* DIRECTIONS FOR THIS TASK
Leave out all images and set down the records exactly as given.

* MATERIAL FOR THIS EXERCISE

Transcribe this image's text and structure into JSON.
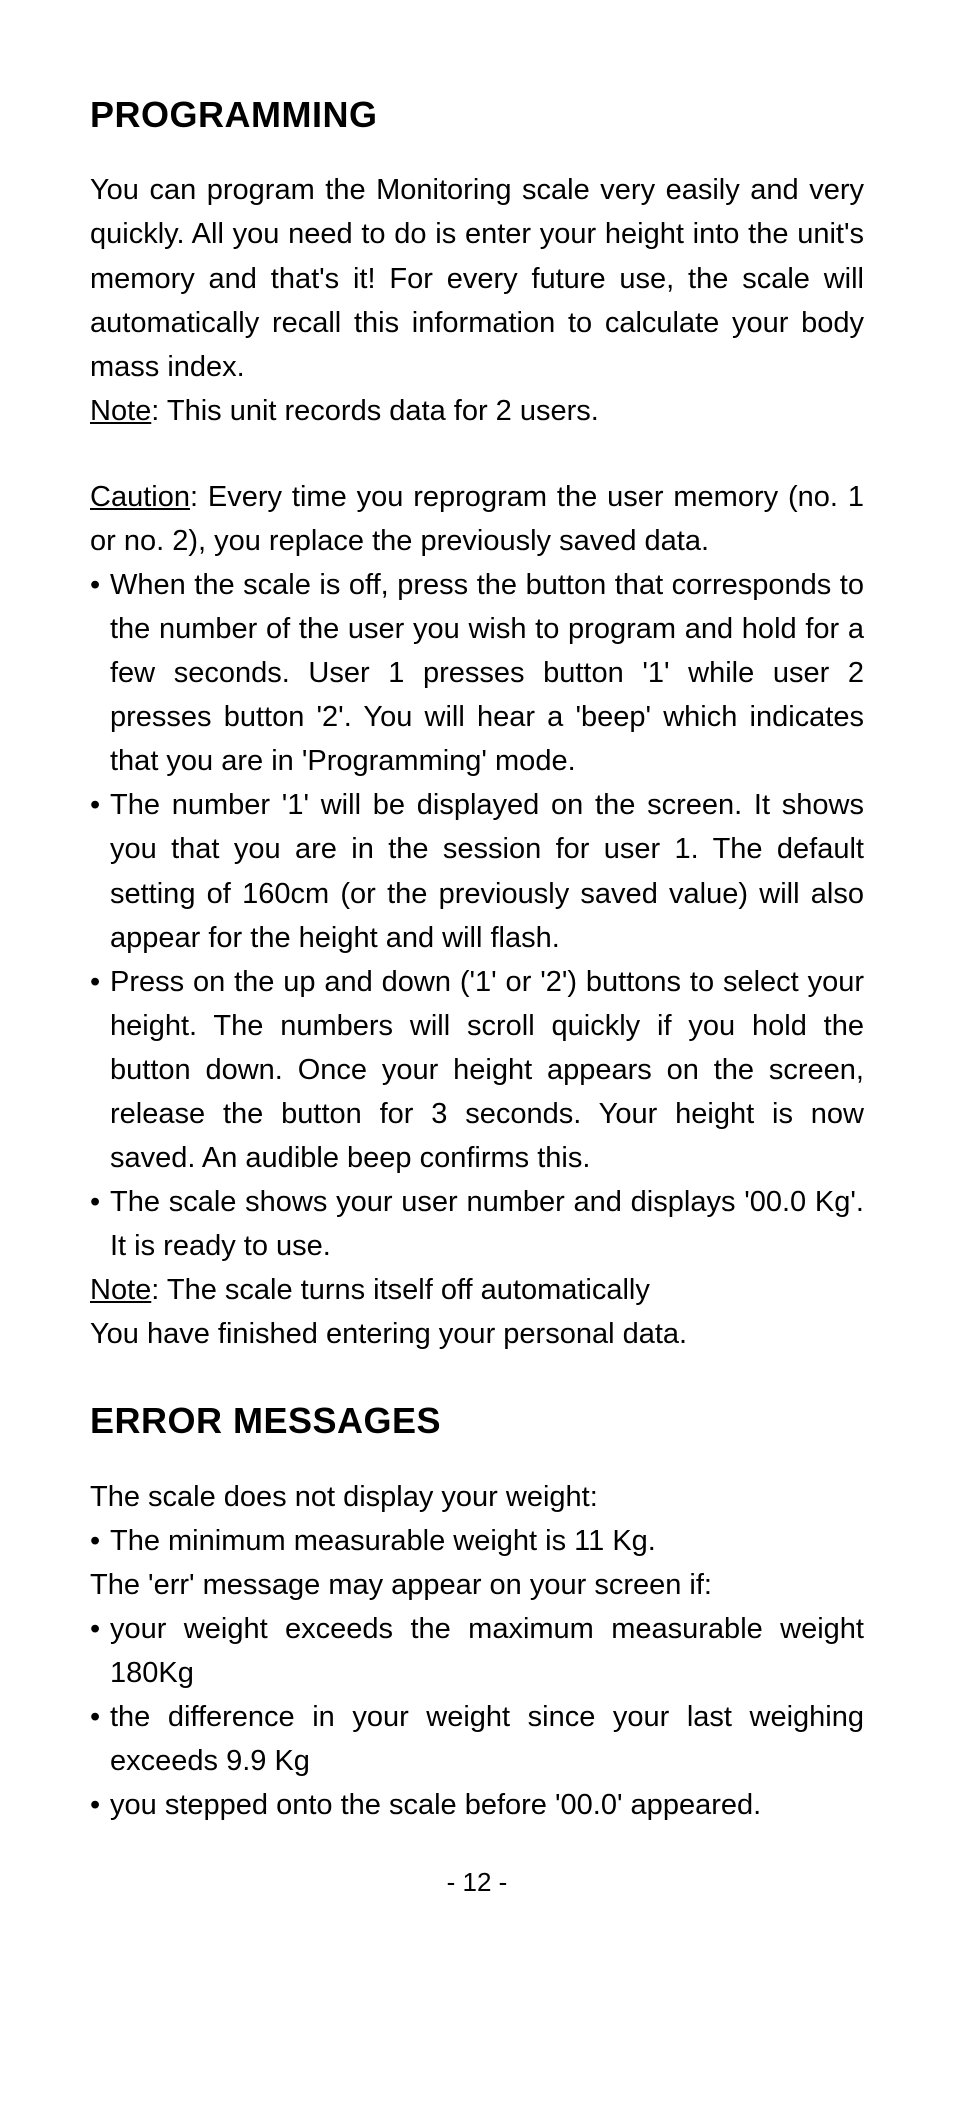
{
  "programming": {
    "heading": "PROGRAMMING",
    "intro": "You can program the Monitoring scale very easily and very quickly. All you need to do is enter your height into the unit's memory and that's it! For every future use, the scale will automatically recall this information to calculate your body mass index.",
    "note1_label": "Note",
    "note1_text": ": This unit records data for 2 users.",
    "caution_label": "Caution",
    "caution_text": ": Every time you reprogram the user memory (no. 1 or no. 2), you replace the previously saved data.",
    "steps": [
      "When the scale is off, press the button that corresponds to the number of the user you wish to program and hold for a few seconds. User 1 presses button '1' while user 2 presses button '2'. You will hear a 'beep' which indicates that you are in 'Programming' mode.",
      "The number '1' will be displayed on the screen. It shows you that you are in the session for user 1. The default setting of 160cm (or the previously saved value) will also appear for the height and will flash.",
      "Press on the up and down ('1' or '2') buttons to select your height. The numbers will scroll quickly if you hold the button down. Once your height appears on the screen, release the button for 3 seconds. Your height is now saved. An audible beep confirms this.",
      "The scale shows your user number and displays '00.0 Kg'. It is ready to use."
    ],
    "note2_label": "Note",
    "note2_text": ": The scale turns itself off automatically",
    "closing": "You have finished entering your personal data."
  },
  "errors": {
    "heading": "ERROR MESSAGES",
    "no_weight_intro": "The scale does not display your weight:",
    "no_weight_items": [
      "The minimum measurable weight is 11 Kg."
    ],
    "err_intro": "The 'err' message may appear on your screen if:",
    "err_items": [
      "your weight exceeds the maximum measurable weight 180Kg",
      "the difference in your weight since your last weighing exceeds 9.9 Kg",
      "you stepped onto the scale before '00.0' appeared."
    ]
  },
  "page_number": "- 12 -"
}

* RESPONSE TO THIS TASK
Transcribe this image's text and structure into JSON.
{
  "programming": {
    "heading": "PROGRAMMING",
    "intro": "You can program the Monitoring scale very easily and very quickly. All you need to do is enter your height into the unit's memory and that's it! For every future use, the scale will automatically recall this information to calculate your body mass index.",
    "note1_label": "Note",
    "note1_text": ": This unit records data for 2 users.",
    "caution_label": "Caution",
    "caution_text": ": Every time you reprogram the user memory (no. 1 or no. 2), you replace the previously saved data.",
    "steps": [
      "When the scale is off, press the button that corresponds to the number of the user you wish to program and hold for a few seconds. User 1 presses button '1' while user 2 presses button '2'. You will hear a 'beep' which indicates that you are in 'Programming' mode.",
      "The number '1' will be displayed on the screen. It shows you that you are in the session for user 1. The default setting of 160cm (or the previously saved value) will also appear for the height and will flash.",
      "Press on the up and down ('1' or '2') buttons to select your height. The numbers will scroll quickly if you hold the button down. Once your height appears on the screen, release the button for 3 seconds. Your height is now saved. An audible beep confirms this.",
      "The scale shows your user number and displays '00.0 Kg'. It is ready to use."
    ],
    "note2_label": "Note",
    "note2_text": ": The scale turns itself off automatically",
    "closing": "You have finished entering your personal data."
  },
  "errors": {
    "heading": "ERROR MESSAGES",
    "no_weight_intro": "The scale does not display your weight:",
    "no_weight_items": [
      "The minimum measurable weight is 11 Kg."
    ],
    "err_intro": "The 'err' message may appear on your screen if:",
    "err_items": [
      "your weight exceeds the maximum measurable weight 180Kg",
      "the difference in your weight since your last weighing exceeds 9.9 Kg",
      "you stepped onto the scale before '00.0' appeared."
    ]
  },
  "page_number": "- 12 -"
}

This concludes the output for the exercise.